Data for review Start Marker
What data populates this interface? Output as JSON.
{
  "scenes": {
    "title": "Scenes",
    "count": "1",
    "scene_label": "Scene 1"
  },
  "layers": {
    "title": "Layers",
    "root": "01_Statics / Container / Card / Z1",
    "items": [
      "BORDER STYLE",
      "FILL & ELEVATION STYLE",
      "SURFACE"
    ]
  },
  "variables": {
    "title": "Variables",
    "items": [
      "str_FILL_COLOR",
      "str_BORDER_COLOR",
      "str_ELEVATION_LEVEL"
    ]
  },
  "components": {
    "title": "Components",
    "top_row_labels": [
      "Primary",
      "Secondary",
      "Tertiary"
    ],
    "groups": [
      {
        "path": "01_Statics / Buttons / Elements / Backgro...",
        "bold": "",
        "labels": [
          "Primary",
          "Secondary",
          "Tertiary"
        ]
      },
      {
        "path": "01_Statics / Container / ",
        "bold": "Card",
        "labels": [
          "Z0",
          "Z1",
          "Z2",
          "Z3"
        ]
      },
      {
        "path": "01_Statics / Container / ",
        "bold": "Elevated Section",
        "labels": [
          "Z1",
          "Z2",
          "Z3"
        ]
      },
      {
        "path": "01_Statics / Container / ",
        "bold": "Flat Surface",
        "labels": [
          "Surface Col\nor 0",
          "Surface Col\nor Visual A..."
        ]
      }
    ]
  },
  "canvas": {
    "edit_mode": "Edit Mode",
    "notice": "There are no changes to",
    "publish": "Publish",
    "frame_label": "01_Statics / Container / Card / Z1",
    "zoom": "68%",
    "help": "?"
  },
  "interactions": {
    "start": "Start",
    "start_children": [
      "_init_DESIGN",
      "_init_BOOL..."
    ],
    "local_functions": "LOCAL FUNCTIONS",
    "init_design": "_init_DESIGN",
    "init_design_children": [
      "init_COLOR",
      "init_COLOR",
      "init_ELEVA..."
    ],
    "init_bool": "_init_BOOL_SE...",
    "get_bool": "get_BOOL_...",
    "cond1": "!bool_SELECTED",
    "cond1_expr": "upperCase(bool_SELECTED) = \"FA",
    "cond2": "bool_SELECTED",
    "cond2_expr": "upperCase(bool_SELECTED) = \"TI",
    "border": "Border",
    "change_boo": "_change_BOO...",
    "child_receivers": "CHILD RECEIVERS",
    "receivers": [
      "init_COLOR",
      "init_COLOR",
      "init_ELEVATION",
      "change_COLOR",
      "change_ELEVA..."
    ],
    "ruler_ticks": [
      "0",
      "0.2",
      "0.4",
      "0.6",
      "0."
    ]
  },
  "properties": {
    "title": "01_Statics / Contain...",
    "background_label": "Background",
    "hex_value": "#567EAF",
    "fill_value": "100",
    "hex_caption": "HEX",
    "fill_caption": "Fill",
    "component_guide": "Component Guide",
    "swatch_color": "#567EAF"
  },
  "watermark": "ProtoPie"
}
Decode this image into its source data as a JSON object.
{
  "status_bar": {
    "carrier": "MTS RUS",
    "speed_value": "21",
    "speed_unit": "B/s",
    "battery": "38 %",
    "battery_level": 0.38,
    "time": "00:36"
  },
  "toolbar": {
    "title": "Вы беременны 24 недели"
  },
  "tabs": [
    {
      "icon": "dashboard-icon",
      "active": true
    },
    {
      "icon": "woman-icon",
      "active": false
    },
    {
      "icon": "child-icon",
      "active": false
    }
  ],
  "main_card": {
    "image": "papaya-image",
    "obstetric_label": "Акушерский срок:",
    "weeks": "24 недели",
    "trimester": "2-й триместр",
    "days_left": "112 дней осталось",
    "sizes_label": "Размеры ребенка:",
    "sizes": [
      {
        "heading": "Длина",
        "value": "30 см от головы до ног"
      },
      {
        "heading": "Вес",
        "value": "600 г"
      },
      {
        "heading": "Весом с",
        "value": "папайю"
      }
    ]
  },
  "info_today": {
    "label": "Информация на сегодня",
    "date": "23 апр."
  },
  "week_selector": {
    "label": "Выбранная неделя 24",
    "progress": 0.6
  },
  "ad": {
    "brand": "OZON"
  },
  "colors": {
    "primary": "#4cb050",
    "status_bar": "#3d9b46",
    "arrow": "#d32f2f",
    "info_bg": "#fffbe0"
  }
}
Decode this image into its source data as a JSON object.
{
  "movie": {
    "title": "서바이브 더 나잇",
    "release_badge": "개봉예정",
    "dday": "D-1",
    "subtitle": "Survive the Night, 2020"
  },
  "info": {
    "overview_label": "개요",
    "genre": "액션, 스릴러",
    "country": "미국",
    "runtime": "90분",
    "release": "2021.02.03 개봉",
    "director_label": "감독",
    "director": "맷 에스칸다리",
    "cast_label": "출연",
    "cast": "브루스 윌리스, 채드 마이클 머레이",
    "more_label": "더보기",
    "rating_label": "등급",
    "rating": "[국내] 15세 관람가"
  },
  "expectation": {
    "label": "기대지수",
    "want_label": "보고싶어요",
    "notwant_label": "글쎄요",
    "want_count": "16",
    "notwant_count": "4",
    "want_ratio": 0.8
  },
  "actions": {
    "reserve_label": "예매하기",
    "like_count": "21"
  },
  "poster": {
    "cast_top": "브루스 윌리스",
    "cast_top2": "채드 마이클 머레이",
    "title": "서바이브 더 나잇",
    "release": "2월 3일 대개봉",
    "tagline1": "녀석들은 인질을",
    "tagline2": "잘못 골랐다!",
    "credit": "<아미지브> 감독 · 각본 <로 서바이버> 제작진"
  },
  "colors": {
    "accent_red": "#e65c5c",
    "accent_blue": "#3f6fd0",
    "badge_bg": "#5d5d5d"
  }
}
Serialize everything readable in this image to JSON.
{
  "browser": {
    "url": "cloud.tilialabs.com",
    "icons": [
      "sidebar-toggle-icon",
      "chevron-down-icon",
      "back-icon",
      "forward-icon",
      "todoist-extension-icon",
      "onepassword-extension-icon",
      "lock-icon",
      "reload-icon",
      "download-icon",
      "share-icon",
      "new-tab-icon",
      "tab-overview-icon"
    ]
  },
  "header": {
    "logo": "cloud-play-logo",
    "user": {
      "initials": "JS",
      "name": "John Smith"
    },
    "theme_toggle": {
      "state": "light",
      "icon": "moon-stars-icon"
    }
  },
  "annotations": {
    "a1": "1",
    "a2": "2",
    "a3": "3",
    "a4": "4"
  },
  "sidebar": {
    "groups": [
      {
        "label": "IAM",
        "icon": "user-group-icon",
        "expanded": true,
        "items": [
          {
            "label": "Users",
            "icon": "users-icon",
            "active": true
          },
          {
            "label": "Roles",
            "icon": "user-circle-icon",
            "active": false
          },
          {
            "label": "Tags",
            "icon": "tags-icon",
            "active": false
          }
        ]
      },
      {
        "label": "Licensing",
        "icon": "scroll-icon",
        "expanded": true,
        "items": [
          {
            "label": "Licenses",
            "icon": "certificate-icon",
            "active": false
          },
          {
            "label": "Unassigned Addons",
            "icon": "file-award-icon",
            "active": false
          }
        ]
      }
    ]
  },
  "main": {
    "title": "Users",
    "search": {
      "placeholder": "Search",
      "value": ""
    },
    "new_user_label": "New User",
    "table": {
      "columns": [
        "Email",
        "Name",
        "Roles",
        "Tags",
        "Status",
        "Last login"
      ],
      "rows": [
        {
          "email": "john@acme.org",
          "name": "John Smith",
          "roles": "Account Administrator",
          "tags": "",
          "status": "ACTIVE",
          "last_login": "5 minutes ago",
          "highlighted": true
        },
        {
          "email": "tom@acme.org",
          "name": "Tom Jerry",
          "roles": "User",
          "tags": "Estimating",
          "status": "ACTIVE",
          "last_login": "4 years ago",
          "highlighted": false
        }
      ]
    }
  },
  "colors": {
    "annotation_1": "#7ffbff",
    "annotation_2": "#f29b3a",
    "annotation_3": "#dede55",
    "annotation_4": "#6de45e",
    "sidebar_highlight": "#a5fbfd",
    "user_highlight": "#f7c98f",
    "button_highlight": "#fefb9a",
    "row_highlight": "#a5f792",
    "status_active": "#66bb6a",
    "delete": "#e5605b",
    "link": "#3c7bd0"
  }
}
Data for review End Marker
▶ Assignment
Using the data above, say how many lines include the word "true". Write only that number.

▶ Response
5